And why should such a distinction be resorted to? In terms of dollars and cents, is money any the less compensation because it is spent for pleasure or for purposes of a social nature? It is noteworthy in this connection that, as a matter of common knowledge, great stadiums have been erected throughout the country exclusively for pleasure purposes. The United States maintains its national parks for such purposes. Indeed virtually every man, woman and child in the country spends money for pleasure and social purposes. How then can it be argued successfully that money so spent is not “compensation”? If this is true, then how can the legislature have intended to give any different meaning to the word “compensation” than the meaning accepted in the “approved usage of the language”?
In order to determine the nature of compensation as contemplated by the statute, the more appropriate basis for deduction would appear to be that employed in determining the nature of consideration for a contract. It is reasonable to assume that when the statute speaks of compensation, the reference is to a benefit conferred in the nature of a payment of money, or its equivalent. For example, if two persons decide to take a pleasure trip in the car of one, the other to pay half the expenses, a benefit has very definitely been conferred upon the owner of the car, in the nature of compensation for the use of his car, the wear and tear thereon and the consumption of gas and oil. Moreover, the transaction amounts to a definite contract or agreement on the part of the guest to pay one half the expenses of the trip if the car owner will drive his car to the desired destination. To proceed a step further, if in return for being driven to San Diego on a pleasure trip one week, the quest premises to drive the car owner to Santa Barbara in the guest's car the next week, a benefit has been conferred and the car owner has been compensated in no less degree than if he had been paid for driving the guest to San Diego; and the transaction again amounts to a contract.
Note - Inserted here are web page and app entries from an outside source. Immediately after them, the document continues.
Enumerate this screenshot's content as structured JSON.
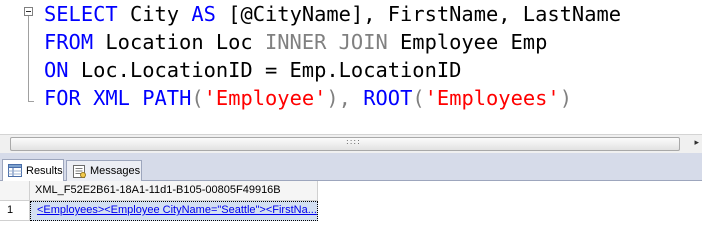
{
  "editor": {
    "lines": [
      [
        {
          "t": "SELECT",
          "c": "kw"
        },
        {
          "t": " City ",
          "c": ""
        },
        {
          "t": "AS",
          "c": "kw"
        },
        {
          "t": " [@CityName], FirstName, LastName",
          "c": ""
        }
      ],
      [
        {
          "t": "FROM",
          "c": "kw"
        },
        {
          "t": " Location Loc ",
          "c": ""
        },
        {
          "t": "INNER JOIN",
          "c": "gray"
        },
        {
          "t": " Employee Emp",
          "c": ""
        }
      ],
      [
        {
          "t": "ON",
          "c": "kw"
        },
        {
          "t": " Loc.LocationID = Emp.LocationID",
          "c": ""
        }
      ],
      [
        {
          "t": "FOR",
          "c": "kw"
        },
        {
          "t": " ",
          "c": ""
        },
        {
          "t": "XML",
          "c": "kw"
        },
        {
          "t": " ",
          "c": ""
        },
        {
          "t": "PATH",
          "c": "kw"
        },
        {
          "t": "(",
          "c": "gray"
        },
        {
          "t": "'Employee'",
          "c": "str"
        },
        {
          "t": "),",
          "c": "gray"
        },
        {
          "t": " ",
          "c": ""
        },
        {
          "t": "ROOT",
          "c": "kw"
        },
        {
          "t": "(",
          "c": "gray"
        },
        {
          "t": "'Employees'",
          "c": "str"
        },
        {
          "t": ")",
          "c": "gray"
        }
      ]
    ]
  },
  "scrollbar": {
    "grip": "::::",
    "arrow": "▸"
  },
  "tabs": [
    {
      "label": "Results",
      "icon": "results-grid-icon",
      "active": true
    },
    {
      "label": "Messages",
      "icon": "messages-icon",
      "active": false
    }
  ],
  "results": {
    "column_header": "XML_F52E2B61-18A1-11d1-B105-00805F49916B",
    "rows": [
      {
        "num": "1",
        "value": "<Employees><Employee CityName=\"Seattle\"><FirstNa..."
      }
    ]
  },
  "colors": {
    "keyword": "#0000ff",
    "operator": "#808080",
    "string": "#ff0000",
    "selected_cell": "#d3dff2",
    "link": "#0000ee"
  }
}
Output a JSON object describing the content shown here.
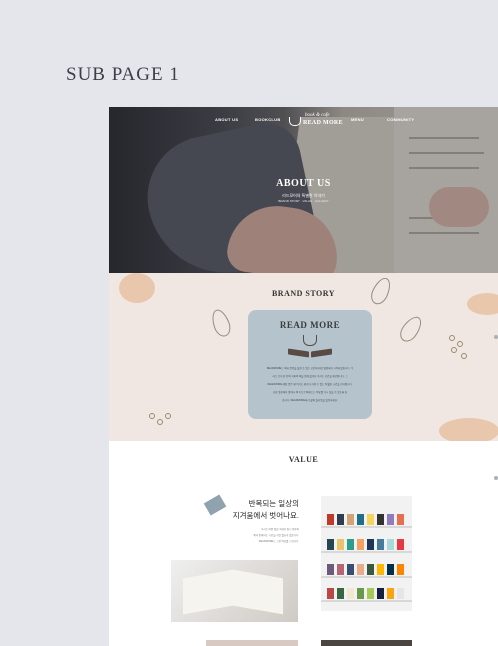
{
  "page_label": "SUB PAGE 1",
  "nav": {
    "items": [
      "ABOUT US",
      "BOOKCLUB",
      "MENU",
      "COMMUNITY"
    ],
    "logo_script": "book & cafe",
    "logo_name": "READ MORE"
  },
  "hero": {
    "title": "ABOUT US",
    "subtitle": "리드모어의 특별한 이야기",
    "caption": "BRAND STORY  ·  VALUE  ·  GALLERY"
  },
  "brand": {
    "title": "BRAND STORY",
    "card_logo": "READ MORE",
    "paragraph": [
      "READMORE는 책과 음악을 즐길 수 있는 공간에 대한 열정에서 시작되었습니다. 우",
      "리는 단지 한 잔의 커피와 책을 함께 즐겨요 속하는 공간을 제공합니다. 그",
      "READMORE 매장 음은 해 이기도 쉽게 다가갈 수 있는 특별한 시간을 선사합니다.",
      "또한 일상에서 벗어나 책 속으로 빠져드는 여유를 다시 찾을 수 있도록 돕",
      "습니다. READMORE에서 삶의 즐거움을 발견하세요."
    ]
  },
  "value": {
    "title": "VALUE",
    "heading_line1": "반복되는 일상의",
    "heading_line2": "지겨움에서 벗어나요.",
    "text": [
      "우리는 바쁜 일상 속에서 잠시 멈추어",
      "책과 함께하는 시간을 가질 필요가 있습니다.",
      "READMORE는 그런 여유를 드립니다."
    ]
  },
  "colors": {
    "page_bg": "#e4e6eb",
    "brand_bg": "#f0e7e2",
    "card_bg": "#b5c4cc",
    "accent_blob": "#e9c7ad"
  }
}
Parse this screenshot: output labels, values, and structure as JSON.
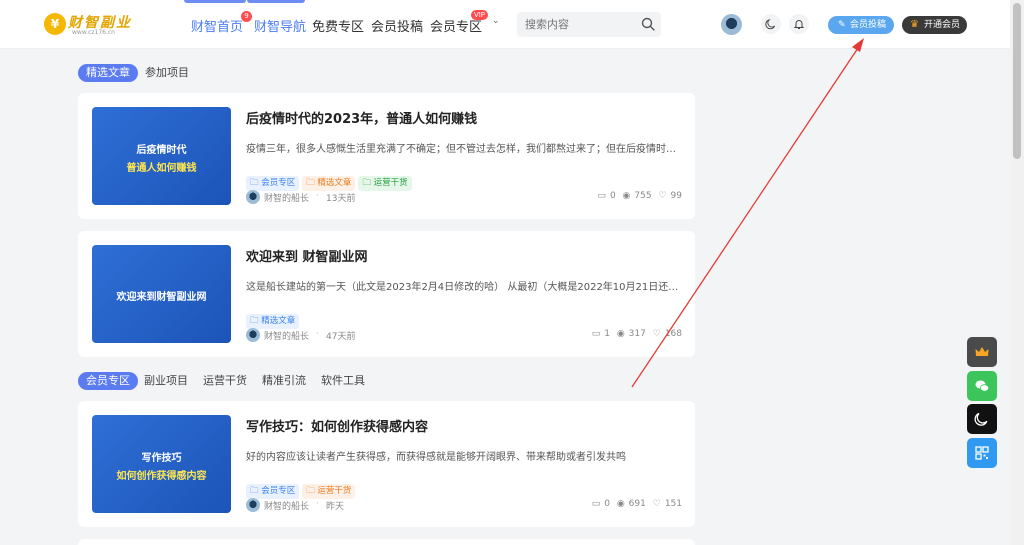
{
  "header": {
    "logo": {
      "text": "财智副业",
      "url": "www.cz176.cn",
      "mark": "¥"
    },
    "nav": [
      {
        "label": "财智首页",
        "badge": "9"
      },
      {
        "label": "财智导航"
      },
      {
        "label": "免费专区"
      },
      {
        "label": "会员投稿"
      },
      {
        "label": "会员专区",
        "badge": "VIP"
      }
    ],
    "search_placeholder": "搜索内容",
    "contribute_label": "会员投稿",
    "vip_label": "开通会员"
  },
  "sections": [
    {
      "tabs": [
        "精选文章",
        "参加项目"
      ],
      "cards": [
        {
          "thumb": [
            "后疫情时代",
            "普通人如何赚钱"
          ],
          "title": "后疫情时代的2023年，普通人如何赚钱",
          "excerpt": "疫情三年，很多人感慨生活里充满了不确定；但不管过去怎样，我们都熬过来了；但在后疫情时代，普通人如何赚钱…",
          "tags": [
            {
              "label": "会员专区",
              "color": "blue"
            },
            {
              "label": "精选文章",
              "color": "orange"
            },
            {
              "label": "运营干货",
              "color": "green"
            }
          ],
          "author": "财智的船长",
          "time": "13天前",
          "comments": "0",
          "views": "755",
          "likes": "99"
        },
        {
          "thumb": [
            "欢迎来到财智副业网"
          ],
          "title": "欢迎来到 财智副业网",
          "excerpt": "这是船长建站的第一天（此文是2023年2月4日修改的哈） 从最初（大概是2022年10月21日还…",
          "tags": [
            {
              "label": "精选文章",
              "color": "blue"
            }
          ],
          "author": "财智的船长",
          "time": "47天前",
          "comments": "1",
          "views": "317",
          "likes": "168"
        }
      ]
    },
    {
      "tabs": [
        "会员专区",
        "副业项目",
        "运营干货",
        "精准引流",
        "软件工具"
      ],
      "cards": [
        {
          "thumb": [
            "写作技巧",
            "如何创作获得感内容"
          ],
          "title": "写作技巧：如何创作获得感内容",
          "excerpt": "好的内容应该让读者产生获得感，而获得感就是能够开阔眼界、带来帮助或者引发共鸣",
          "tags": [
            {
              "label": "会员专区",
              "color": "blue"
            },
            {
              "label": "运营干货",
              "color": "orange"
            }
          ],
          "author": "财智的船长",
          "time": "昨天",
          "comments": "0",
          "views": "691",
          "likes": "151"
        }
      ]
    }
  ],
  "floating": [
    {
      "name": "crown-icon",
      "color": "#4a4a4a"
    },
    {
      "name": "wechat-icon",
      "color": "#3cc55a"
    },
    {
      "name": "moon-icon",
      "color": "#111111"
    },
    {
      "name": "qrcode-icon",
      "color": "#2f9af0"
    }
  ],
  "colors": {
    "accent": "#5b7cf0",
    "annotation": "#e53935"
  }
}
Section 403 of the Vehicle Code says nothing about the nature of the ride being taken by the guest. The section merely speaks of the giving of compensation for the ride. It cannot be successfully or validly argued that the compensation referred to in the statute is different from the type of benefit which constitutes good consideration for a contract; nor can it be any more successfully argued that a contract is any less a contract because the purpose thereof happens to be one of pleasure. Rather than make the determination of the question of whether compensation was given for the ride depend upon whether the ride was for social or business purposes, a sounder basis for such determination appears to lie in ascertaining whether the benefit, if any, conferred in exchange for the ride was such as to constitute good consideration for a contract to undertake the trip in question. Such construction does no violence to the “approved usage of the language” and leaves to the legislature the determination of limiting or extending the operation of the statute by amendment, where, under the law, it properly belongs.
YORK, P. J., concurs.